For Maistre, the lower orders could share in the majesty of monarchy. For later conservatives, the task was to enable the lower orders to boss others around – women, black people and those lower down the productive chain.
Such is the case brilliantly expounded in Robin’s latest book, an invaluable guide to the reactionaries of our time.
Grace Blakeley investigates the curious case of Carillion: how the company’s slow decline and abrupt liquidation reveals the nature of modern capitalism.
The collapse of Carillion could be a watershed moment. Let's seize it to end economically disastrous outsourcing schemes. By Cat Hobbs.
Campaign groups highlight UK complicity in Saudi Arabia's human rights abuses.
Three founders of Momentum talk to Ashish Ghadiali about the two years that have transformed their lives and the fortunes of the British left.
Andrew Smith from Campaign Against the Arms Trade gives the run-down on one of the UK's most profitable - and most deadly - industries.
The real story behind the fire in Grande Synthe’s Linière refugee camp, Dunkirk. From 'Bordered Lives – How Europe fails refugees and migrants' by Hsiao-Hung Pai
Javier Pérez De La Cruz writes about the working class Berlin neighbourhood wrung dry by gentrifiers.
Across the world, thousands of protesters are taking on the planet’s biggest fossil fuel companies. We should support them – and if we can, we should join them. By Kara Moses
Students are suffering the effects of financial instability, stress, and slashed mental health services. Mark Crawford reports.
They're not defending free speech - they're just seeking to shore up their own power, writes Ilyas Nagdee
Jeremy Hunt is poised to flog the last of the NHS
Peter Roderick sounds the alarm on an 'attack on the fundamental principles of the NHS'.
Viva Siva, 1923-2018
A. Sivanandan, who died this week, was a hugely important figure in the politics of race and class. As part of our tributes, Red Pepper is republishing this 2009 profile of him by Arun Kundnani

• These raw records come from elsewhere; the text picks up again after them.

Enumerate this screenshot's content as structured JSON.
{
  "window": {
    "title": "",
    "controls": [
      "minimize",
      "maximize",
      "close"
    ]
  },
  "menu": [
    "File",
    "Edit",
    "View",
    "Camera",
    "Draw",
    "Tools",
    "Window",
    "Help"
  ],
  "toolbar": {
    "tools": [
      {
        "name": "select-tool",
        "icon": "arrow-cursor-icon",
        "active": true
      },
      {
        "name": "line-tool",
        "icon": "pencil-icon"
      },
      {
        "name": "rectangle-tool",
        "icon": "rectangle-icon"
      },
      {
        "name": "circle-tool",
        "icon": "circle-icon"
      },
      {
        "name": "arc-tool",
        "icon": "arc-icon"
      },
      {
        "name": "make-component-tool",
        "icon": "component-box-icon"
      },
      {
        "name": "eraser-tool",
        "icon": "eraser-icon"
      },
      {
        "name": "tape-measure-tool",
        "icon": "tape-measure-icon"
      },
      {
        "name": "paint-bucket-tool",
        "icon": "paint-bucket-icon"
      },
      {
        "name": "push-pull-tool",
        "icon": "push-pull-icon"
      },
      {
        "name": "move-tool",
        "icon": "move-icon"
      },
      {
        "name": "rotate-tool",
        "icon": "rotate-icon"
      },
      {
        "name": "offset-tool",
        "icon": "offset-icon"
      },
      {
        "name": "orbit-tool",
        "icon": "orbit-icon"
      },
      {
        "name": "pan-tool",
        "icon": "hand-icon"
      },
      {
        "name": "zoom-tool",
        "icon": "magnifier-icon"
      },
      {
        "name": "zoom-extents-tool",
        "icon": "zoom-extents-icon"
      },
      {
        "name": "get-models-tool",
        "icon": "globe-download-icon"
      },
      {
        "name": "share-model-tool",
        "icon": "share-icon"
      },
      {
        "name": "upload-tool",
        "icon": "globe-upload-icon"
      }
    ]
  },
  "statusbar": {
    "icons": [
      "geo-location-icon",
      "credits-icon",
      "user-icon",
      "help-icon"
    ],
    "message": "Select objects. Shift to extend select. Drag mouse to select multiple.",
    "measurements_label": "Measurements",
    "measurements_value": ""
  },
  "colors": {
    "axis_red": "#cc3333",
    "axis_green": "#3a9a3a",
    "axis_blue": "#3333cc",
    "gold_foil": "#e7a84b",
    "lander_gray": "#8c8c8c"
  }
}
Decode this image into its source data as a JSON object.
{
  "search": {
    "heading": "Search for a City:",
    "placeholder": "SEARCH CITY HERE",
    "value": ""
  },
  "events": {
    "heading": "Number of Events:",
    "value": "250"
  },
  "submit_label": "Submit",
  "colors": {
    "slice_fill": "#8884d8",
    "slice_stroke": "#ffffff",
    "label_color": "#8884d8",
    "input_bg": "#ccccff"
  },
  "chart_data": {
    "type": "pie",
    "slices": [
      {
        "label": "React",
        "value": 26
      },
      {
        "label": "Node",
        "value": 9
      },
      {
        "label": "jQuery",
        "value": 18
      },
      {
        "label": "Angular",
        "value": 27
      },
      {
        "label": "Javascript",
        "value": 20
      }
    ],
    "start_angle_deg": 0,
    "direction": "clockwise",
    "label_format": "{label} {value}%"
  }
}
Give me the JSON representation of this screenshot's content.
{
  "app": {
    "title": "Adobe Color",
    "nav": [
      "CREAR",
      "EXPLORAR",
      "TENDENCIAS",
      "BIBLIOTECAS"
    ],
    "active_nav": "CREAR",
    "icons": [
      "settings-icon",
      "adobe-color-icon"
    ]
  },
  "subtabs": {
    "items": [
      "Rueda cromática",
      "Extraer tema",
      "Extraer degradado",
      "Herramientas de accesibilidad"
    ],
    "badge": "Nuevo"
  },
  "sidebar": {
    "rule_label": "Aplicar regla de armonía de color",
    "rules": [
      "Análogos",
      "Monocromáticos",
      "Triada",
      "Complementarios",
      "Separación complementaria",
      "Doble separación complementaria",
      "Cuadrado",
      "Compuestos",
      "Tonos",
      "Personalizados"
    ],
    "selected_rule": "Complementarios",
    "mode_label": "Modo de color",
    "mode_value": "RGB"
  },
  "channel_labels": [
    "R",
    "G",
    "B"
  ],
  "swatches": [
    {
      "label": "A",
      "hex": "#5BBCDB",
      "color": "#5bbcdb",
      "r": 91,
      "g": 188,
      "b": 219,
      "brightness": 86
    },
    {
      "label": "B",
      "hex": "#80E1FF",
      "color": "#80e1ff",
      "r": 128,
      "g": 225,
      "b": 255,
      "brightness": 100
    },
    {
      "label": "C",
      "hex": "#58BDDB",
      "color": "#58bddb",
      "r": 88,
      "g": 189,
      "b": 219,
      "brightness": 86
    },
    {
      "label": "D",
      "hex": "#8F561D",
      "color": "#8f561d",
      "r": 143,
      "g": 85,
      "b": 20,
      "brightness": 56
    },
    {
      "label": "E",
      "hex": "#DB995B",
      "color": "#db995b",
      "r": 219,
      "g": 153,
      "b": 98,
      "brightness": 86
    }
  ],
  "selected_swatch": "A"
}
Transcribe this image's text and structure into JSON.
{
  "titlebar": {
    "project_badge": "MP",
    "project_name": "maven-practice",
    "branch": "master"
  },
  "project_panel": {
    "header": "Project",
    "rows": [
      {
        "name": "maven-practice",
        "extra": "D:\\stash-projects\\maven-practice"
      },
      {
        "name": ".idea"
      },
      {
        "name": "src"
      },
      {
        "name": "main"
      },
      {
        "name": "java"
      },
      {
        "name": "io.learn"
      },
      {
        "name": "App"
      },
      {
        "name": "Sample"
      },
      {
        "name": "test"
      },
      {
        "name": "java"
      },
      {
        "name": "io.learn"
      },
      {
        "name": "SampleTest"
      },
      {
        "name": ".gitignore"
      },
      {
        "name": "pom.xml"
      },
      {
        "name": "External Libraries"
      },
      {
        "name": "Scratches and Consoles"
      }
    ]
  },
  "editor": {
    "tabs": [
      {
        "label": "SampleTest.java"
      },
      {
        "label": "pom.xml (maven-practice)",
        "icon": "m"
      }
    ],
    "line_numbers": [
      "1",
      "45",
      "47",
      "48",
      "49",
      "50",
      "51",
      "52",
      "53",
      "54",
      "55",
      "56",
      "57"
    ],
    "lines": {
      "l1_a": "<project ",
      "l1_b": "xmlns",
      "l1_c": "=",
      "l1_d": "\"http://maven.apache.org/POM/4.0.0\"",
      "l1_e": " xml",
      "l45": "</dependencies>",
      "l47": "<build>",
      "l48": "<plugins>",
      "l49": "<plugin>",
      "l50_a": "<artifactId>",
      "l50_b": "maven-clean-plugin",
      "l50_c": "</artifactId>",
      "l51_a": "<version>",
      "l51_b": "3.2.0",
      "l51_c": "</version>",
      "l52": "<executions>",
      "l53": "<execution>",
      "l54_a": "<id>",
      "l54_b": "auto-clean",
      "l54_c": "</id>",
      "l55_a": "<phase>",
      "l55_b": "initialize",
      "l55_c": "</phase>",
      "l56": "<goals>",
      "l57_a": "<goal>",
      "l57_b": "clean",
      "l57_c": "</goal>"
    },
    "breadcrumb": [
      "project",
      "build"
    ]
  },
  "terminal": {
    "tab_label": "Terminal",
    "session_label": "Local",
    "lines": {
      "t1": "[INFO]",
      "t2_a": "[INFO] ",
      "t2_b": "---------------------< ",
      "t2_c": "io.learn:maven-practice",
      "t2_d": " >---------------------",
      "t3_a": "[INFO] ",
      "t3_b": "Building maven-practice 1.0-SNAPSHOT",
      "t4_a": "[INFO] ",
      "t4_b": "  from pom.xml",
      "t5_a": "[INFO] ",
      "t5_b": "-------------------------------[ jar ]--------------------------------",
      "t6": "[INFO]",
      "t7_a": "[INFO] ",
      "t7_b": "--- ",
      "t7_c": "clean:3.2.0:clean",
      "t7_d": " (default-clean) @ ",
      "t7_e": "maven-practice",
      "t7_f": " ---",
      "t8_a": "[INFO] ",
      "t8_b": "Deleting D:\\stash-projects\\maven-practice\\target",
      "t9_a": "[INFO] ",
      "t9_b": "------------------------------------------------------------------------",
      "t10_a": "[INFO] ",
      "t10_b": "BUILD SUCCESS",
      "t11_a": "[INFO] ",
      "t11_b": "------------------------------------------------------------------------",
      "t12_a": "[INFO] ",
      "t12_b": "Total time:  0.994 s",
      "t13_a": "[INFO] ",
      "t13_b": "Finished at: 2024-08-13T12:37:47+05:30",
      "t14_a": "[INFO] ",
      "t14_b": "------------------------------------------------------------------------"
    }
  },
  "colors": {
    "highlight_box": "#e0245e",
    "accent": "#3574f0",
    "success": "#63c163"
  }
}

Sivanandan: When memory forgets a giant
Daniel Renwick calls for the whole movement to discover and remember the vital work of A. Sivanandan, who died this week
A master-work of graphic satire
American Jewish cartoonist Eli Valley’s comic commentary on America, the US Jewish diaspora and Israel is nothing if not near the knuckle, Richard Kuper writes
Meet the frontline activists facing down the global mining industry
Activists are defending land, life and water from the global mining industry. Tatiana Garavito, Sebastian Ordoñez and Hannibal Rhoades investigate.
Transition or succession? Zimbabwe’s future looks uncertain
The fall of Mugabe doesn't necessarily spell freedom for the people of Zimbabwe, writes Farai Maguwu
Don’t let Corbyn’s opponents sneak onto the Labour NEC
Labour’s powerful governing body is being targeted by forces that still want to strangle Jeremy Corbyn’s leadership, writes Alex Nunns